Work instruction:
A verbatim copy of every entry is required.

[Data shown Boundary: Start]

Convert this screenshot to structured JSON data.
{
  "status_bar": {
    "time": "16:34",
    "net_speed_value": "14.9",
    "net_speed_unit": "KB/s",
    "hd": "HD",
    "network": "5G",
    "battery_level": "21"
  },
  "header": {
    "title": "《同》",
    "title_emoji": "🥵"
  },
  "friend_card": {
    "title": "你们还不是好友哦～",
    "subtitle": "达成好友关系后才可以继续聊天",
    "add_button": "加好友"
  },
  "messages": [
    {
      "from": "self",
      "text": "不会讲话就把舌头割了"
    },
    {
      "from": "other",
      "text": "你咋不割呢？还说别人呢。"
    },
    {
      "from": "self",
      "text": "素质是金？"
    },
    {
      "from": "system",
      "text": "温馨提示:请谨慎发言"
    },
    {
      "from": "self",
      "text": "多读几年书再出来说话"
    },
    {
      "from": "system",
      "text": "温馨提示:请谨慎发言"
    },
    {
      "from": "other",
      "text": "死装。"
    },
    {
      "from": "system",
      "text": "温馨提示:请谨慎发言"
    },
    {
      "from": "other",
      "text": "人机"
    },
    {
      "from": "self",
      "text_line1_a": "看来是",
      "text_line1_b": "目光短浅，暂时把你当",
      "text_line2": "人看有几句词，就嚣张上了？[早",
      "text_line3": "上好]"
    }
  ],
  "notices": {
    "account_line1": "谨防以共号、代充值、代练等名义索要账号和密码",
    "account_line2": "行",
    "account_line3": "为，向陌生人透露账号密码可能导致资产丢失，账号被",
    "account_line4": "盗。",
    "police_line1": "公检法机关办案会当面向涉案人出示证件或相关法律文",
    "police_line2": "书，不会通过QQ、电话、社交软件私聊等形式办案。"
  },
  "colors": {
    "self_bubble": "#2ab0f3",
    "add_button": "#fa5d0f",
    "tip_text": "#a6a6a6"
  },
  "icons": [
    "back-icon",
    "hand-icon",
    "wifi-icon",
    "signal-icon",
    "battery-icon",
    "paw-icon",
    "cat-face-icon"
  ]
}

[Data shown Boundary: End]

Written solution:
Convert this screenshot to structured JSON data.
{
  "status_bar": {
    "time": "16:34",
    "net_speed_value": "14.9",
    "net_speed_unit": "KB/s",
    "hd": "HD",
    "network": "5G",
    "battery_level": "21"
  },
  "header": {
    "title": "《同》",
    "title_emoji": "🥵"
  },
  "friend_card": {
    "title": "你们还不是好友哦～",
    "subtitle": "达成好友关系后才可以继续聊天",
    "add_button": "加好友"
  },
  "messages": [
    {
      "from": "self",
      "text": "不会讲话就把舌头割了"
    },
    {
      "from": "other",
      "text": "你咋不割呢？还说别人呢。"
    },
    {
      "from": "self",
      "text": "素质是金？"
    },
    {
      "from": "system",
      "text": "温馨提示:请谨慎发言"
    },
    {
      "from": "self",
      "text": "多读几年书再出来说话"
    },
    {
      "from": "system",
      "text": "温馨提示:请谨慎发言"
    },
    {
      "from": "other",
      "text": "死装。"
    },
    {
      "from": "system",
      "text": "温馨提示:请谨慎发言"
    },
    {
      "from": "other",
      "text": "人机"
    },
    {
      "from": "self",
      "text_line1_a": "看来是",
      "text_line1_b": "目光短浅，暂时把你当",
      "text_line2": "人看有几句词，就嚣张上了？[早",
      "text_line3": "上好]"
    }
  ],
  "notices": {
    "account_line1": "谨防以共号、代充值、代练等名义索要账号和密码",
    "account_line2": "行",
    "account_line3": "为，向陌生人透露账号密码可能导致资产丢失，账号被",
    "account_line4": "盗。",
    "police_line1": "公检法机关办案会当面向涉案人出示证件或相关法律文",
    "police_line2": "书，不会通过QQ、电话、社交软件私聊等形式办案。"
  },
  "colors": {
    "self_bubble": "#2ab0f3",
    "add_button": "#fa5d0f",
    "tip_text": "#a6a6a6"
  },
  "icons": [
    "back-icon",
    "hand-icon",
    "wifi-icon",
    "signal-icon",
    "battery-icon",
    "paw-icon",
    "cat-face-icon"
  ]
}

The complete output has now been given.